  6. No horses here on my 40 acres but the nieghbor has them and I just chuckle at how these horses act like children.
    This last time I saw them coming into our corn field and I went out and said "Your mam is not going to like this. now get home".. I couldn't believe it ~ they turned around and went home. I called the nieghbor told her ~ her horses were on their way back to her house and she said they are at the gate waiting for me to put them back into the pasture. I just laughed..and so did she.. Too bad it's not always this easy.
    Ta Ta For Now from Iowa.

  7. @Joycee...
    Glad you got a good laugh and thanks for the link too!

    @Tigger, you must have come via Granny Mountain. Welcome, I'm glad you came by. Hey... you have 40 acres and no horses? I'll make you a great deal a couple right now. I have two in particular in mind ....LOL

  8. Saw you dropped by this morning! Hope those bad children are behavin' and that you have a very Merry Christmas!

  9. Ha! Nothing funner than loose horses :)

    New follower - I'll be back for more of these shenanigans.

    The Survival Mama

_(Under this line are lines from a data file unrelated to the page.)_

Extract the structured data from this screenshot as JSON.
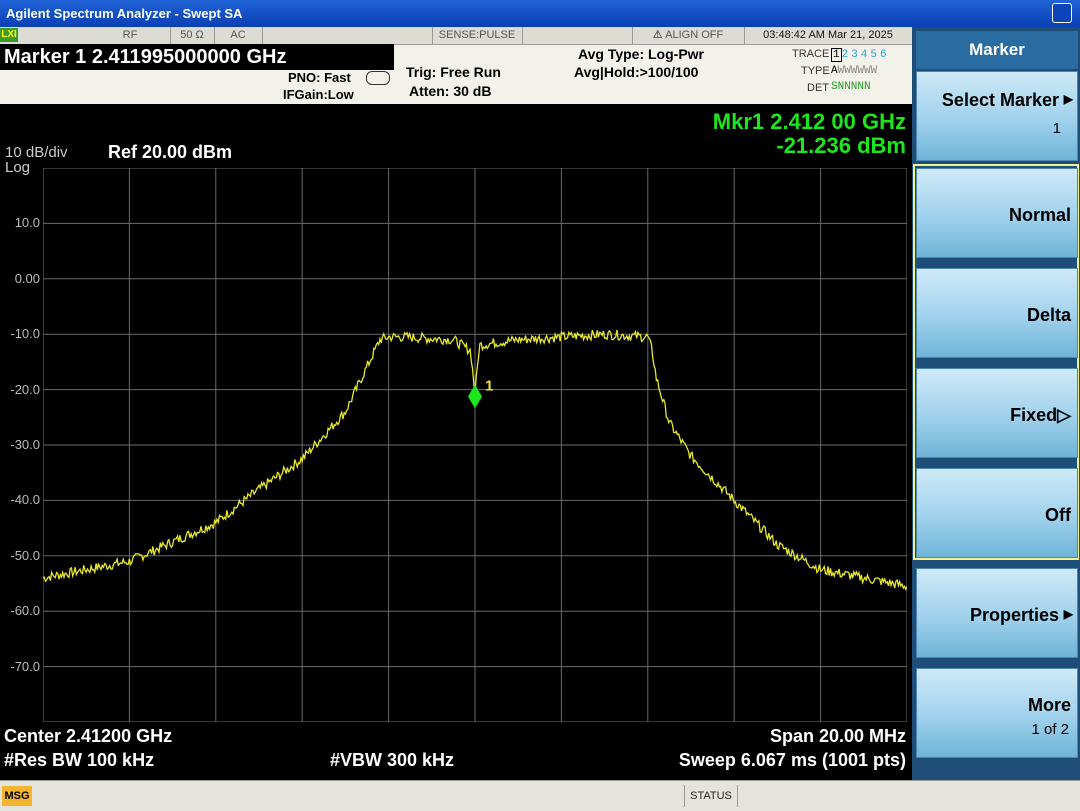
{
  "window": {
    "title": "Agilent Spectrum Analyzer - Swept SA"
  },
  "status_strip": {
    "lxi": "LXI",
    "rf": "RF",
    "impedance": "50 Ω",
    "coupling": "AC",
    "sense": "SENSE:PULSE",
    "align": "ALIGN OFF",
    "datetime": "03:48:42 AM Mar 21, 2025"
  },
  "settings": {
    "marker_title": "Marker 1  2.411995000000 GHz",
    "pno": "PNO: Fast",
    "ifgain": "IFGain:Low",
    "trig": "Trig: Free Run",
    "atten": "Atten: 30 dB",
    "avg_type": "Avg Type: Log-Pwr",
    "avg_hold": "Avg|Hold:>100/100",
    "trace_label": "TRACE",
    "trace_nums": "123456",
    "type_label": "TYPE",
    "type_val": "A",
    "det_label": "DET",
    "det_val": "SNNNNN"
  },
  "plot": {
    "scale_div": "10 dB/div",
    "scale_type": "Log",
    "ref_level": "Ref 20.00 dBm",
    "marker_readout_freq": "Mkr1 2.412 00 GHz",
    "marker_readout_amp": "-21.236 dBm",
    "marker_label": "1",
    "y_ticks": [
      "10.0",
      "0.00",
      "-10.0",
      "-20.0",
      "-30.0",
      "-40.0",
      "-50.0",
      "-60.0",
      "-70.0"
    ],
    "center": "Center 2.41200 GHz",
    "span": "Span 20.00 MHz",
    "rbw": "#Res BW 100 kHz",
    "vbw": "#VBW 300 kHz",
    "sweep": "Sweep  6.067 ms (1001 pts)",
    "colors": {
      "trace": "#e8e82a",
      "grid": "#6b6b6b",
      "marker": "#1ee61e"
    }
  },
  "chart_data": {
    "type": "line",
    "xlabel": "",
    "ylabel": "",
    "x_unit": "MHz offset from center",
    "ylim": [
      -80,
      20
    ],
    "xlim": [
      -10,
      10
    ],
    "series": [
      {
        "values_x": [
          -10,
          -9,
          -8,
          -7,
          -6,
          -5,
          -4,
          -3,
          -2.2,
          -2,
          -1.6,
          -1,
          -0.5,
          -0.1,
          0,
          0.1,
          0.5,
          1,
          2,
          3,
          4,
          4.1,
          4.2,
          4.5,
          5,
          6,
          7,
          8,
          9,
          10
        ],
        "values_y": [
          -54,
          -52.5,
          -51,
          -47.5,
          -44,
          -38,
          -32.5,
          -24,
          -11,
          -10.5,
          -10.5,
          -10.8,
          -11,
          -13,
          -21,
          -12,
          -11.5,
          -11,
          -10.5,
          -10,
          -10.5,
          -13,
          -18,
          -26,
          -32,
          -40,
          -48,
          -52.5,
          -54,
          -55.5
        ]
      }
    ],
    "marker": {
      "x": 0,
      "y": -21.236
    }
  },
  "softkeys": {
    "menu_title": "Marker",
    "select_marker": "Select Marker",
    "select_marker_val": "1",
    "normal": "Normal",
    "delta": "Delta",
    "fixed": "Fixed▷",
    "off": "Off",
    "properties": "Properties",
    "more": "More",
    "more_page": "1 of 2"
  },
  "bottom": {
    "msg": "MSG",
    "status": "STATUS"
  }
}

  10. Boy it all sounds familiar... Horses always get into trouble when I *think* I'm helping them (changing anything)! Pasture renos going on here too and it's always just more work, 'til the green stuff arrives... Wishing you peace and happiness and quiet green pastures in the New Year!